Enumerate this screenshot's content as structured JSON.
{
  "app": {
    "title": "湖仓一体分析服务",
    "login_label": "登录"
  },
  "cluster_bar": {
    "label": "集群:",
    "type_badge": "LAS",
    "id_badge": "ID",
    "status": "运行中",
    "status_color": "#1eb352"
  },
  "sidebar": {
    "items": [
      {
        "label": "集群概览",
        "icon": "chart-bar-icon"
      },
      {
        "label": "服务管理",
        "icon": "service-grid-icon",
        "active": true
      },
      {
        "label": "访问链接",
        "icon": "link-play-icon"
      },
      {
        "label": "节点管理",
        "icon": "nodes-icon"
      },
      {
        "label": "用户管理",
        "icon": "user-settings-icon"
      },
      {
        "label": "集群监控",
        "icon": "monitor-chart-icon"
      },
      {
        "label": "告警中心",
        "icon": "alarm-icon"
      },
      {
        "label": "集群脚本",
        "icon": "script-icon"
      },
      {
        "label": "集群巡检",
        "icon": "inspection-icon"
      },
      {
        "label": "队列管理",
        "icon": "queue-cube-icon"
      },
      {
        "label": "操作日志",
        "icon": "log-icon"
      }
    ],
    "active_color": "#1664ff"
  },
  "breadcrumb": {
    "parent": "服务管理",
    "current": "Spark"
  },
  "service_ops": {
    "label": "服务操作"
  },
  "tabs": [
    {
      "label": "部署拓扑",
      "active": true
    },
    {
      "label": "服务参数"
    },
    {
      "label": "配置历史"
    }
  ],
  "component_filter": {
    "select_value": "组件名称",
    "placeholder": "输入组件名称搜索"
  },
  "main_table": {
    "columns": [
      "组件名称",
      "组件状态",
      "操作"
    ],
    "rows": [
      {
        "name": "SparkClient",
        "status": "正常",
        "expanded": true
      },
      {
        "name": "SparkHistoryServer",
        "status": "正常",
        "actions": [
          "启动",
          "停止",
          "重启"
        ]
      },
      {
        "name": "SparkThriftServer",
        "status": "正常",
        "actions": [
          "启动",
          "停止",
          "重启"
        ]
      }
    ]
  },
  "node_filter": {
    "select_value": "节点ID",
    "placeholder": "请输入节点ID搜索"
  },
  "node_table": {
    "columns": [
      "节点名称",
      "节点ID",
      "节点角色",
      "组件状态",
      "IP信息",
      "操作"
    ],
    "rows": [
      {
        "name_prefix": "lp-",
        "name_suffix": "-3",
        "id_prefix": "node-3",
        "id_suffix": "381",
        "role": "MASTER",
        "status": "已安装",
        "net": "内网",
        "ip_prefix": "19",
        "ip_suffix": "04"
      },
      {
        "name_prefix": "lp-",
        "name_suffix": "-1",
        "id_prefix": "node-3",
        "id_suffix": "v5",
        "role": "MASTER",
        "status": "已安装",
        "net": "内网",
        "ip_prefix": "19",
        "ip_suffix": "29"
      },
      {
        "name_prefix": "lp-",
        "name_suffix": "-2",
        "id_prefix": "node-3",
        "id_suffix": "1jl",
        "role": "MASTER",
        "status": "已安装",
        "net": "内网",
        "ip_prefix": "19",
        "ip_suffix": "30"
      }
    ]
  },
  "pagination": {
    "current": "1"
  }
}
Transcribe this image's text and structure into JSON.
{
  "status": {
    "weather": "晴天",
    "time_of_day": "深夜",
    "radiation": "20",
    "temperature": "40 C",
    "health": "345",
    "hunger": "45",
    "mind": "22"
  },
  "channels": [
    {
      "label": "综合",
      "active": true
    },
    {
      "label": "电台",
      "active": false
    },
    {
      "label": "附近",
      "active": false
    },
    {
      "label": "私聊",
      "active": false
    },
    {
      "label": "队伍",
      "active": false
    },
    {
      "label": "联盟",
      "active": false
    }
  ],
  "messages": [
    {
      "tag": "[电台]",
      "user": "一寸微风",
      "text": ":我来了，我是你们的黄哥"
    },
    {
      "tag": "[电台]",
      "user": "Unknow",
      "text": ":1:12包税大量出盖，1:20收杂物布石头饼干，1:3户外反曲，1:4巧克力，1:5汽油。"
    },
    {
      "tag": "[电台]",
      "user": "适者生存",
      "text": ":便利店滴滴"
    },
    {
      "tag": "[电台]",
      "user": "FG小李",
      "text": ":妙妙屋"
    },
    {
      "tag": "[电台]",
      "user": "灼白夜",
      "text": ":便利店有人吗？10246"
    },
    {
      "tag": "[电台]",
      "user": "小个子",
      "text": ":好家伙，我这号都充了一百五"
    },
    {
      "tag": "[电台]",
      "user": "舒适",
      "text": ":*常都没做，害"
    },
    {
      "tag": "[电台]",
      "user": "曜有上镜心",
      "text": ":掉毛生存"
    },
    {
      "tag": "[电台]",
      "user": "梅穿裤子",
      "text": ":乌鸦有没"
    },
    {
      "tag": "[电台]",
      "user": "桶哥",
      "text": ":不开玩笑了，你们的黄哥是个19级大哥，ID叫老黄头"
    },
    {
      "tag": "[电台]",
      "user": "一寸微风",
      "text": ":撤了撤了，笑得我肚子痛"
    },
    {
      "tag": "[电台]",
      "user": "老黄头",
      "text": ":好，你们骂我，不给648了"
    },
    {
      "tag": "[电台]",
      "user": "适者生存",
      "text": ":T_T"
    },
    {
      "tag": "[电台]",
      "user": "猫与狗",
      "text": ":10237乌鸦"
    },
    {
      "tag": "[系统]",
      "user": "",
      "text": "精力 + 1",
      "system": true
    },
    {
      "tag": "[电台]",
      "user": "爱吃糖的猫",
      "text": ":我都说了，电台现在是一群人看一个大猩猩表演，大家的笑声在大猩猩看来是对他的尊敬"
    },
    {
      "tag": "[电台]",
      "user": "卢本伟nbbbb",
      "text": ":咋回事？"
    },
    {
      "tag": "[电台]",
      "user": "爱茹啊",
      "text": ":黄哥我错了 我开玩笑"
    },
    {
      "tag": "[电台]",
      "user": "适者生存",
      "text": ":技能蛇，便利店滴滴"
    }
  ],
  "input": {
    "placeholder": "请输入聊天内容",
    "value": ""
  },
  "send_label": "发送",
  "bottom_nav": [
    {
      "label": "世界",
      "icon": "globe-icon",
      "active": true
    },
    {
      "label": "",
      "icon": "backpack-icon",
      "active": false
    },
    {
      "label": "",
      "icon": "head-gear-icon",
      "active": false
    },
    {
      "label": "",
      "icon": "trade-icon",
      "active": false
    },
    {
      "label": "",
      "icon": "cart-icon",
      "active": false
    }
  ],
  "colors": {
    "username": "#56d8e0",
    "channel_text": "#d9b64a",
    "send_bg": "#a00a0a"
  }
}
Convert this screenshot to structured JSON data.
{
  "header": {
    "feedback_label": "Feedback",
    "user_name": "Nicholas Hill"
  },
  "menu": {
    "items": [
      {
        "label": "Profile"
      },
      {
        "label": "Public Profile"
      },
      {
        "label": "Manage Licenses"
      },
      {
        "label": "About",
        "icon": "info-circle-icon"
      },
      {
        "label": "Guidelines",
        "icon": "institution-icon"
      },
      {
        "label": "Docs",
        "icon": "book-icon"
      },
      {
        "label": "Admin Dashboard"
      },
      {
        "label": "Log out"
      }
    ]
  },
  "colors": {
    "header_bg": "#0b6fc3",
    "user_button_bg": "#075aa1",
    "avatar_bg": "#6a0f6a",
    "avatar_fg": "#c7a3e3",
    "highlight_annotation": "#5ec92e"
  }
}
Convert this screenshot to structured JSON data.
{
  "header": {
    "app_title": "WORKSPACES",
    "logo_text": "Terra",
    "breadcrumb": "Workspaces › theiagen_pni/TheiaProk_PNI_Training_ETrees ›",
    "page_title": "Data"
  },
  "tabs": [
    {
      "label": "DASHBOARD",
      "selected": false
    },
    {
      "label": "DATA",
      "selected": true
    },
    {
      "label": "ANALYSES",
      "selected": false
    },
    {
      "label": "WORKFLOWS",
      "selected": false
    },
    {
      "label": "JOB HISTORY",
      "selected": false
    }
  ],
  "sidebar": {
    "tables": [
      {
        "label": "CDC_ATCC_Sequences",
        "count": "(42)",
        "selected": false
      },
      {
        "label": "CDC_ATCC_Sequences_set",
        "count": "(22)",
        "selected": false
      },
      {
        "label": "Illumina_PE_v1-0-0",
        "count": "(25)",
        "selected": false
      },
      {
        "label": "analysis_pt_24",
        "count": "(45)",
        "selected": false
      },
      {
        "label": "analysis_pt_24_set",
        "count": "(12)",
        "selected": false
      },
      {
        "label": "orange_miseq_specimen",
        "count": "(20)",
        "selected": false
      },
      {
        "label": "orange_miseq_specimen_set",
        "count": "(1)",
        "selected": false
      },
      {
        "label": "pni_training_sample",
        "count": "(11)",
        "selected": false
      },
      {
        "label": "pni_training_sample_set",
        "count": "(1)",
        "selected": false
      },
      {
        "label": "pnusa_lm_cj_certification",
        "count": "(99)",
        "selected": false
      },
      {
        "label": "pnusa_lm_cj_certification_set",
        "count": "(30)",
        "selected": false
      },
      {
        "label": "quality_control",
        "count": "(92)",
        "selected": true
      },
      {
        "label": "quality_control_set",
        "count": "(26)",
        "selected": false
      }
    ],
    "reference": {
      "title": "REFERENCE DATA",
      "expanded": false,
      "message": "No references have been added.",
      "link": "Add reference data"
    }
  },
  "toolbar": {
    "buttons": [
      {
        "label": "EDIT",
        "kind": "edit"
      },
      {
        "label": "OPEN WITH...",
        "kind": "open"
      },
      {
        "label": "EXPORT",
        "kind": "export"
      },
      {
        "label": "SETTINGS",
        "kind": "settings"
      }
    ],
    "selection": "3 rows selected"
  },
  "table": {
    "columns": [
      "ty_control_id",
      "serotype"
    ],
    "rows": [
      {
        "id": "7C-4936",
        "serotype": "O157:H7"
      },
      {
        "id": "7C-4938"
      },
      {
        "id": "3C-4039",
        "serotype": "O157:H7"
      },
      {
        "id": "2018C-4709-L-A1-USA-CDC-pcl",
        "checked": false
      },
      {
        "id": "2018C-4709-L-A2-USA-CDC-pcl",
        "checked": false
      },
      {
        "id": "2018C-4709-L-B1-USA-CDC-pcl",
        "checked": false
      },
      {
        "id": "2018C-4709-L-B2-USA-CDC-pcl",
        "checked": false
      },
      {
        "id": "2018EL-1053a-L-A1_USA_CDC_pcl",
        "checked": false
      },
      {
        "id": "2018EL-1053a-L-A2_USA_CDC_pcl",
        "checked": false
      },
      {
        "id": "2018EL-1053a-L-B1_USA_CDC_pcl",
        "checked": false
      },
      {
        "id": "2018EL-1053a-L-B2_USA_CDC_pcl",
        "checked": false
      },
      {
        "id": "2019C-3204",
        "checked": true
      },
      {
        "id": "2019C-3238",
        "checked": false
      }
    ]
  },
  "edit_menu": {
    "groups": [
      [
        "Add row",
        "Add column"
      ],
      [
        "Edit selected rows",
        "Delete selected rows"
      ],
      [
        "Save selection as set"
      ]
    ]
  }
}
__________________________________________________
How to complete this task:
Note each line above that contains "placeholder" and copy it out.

Exercise output:
    "placeholder": "输入组件名称搜索"
    "placeholder": "请输入节点ID搜索"
    "placeholder": "请输入聊天内容",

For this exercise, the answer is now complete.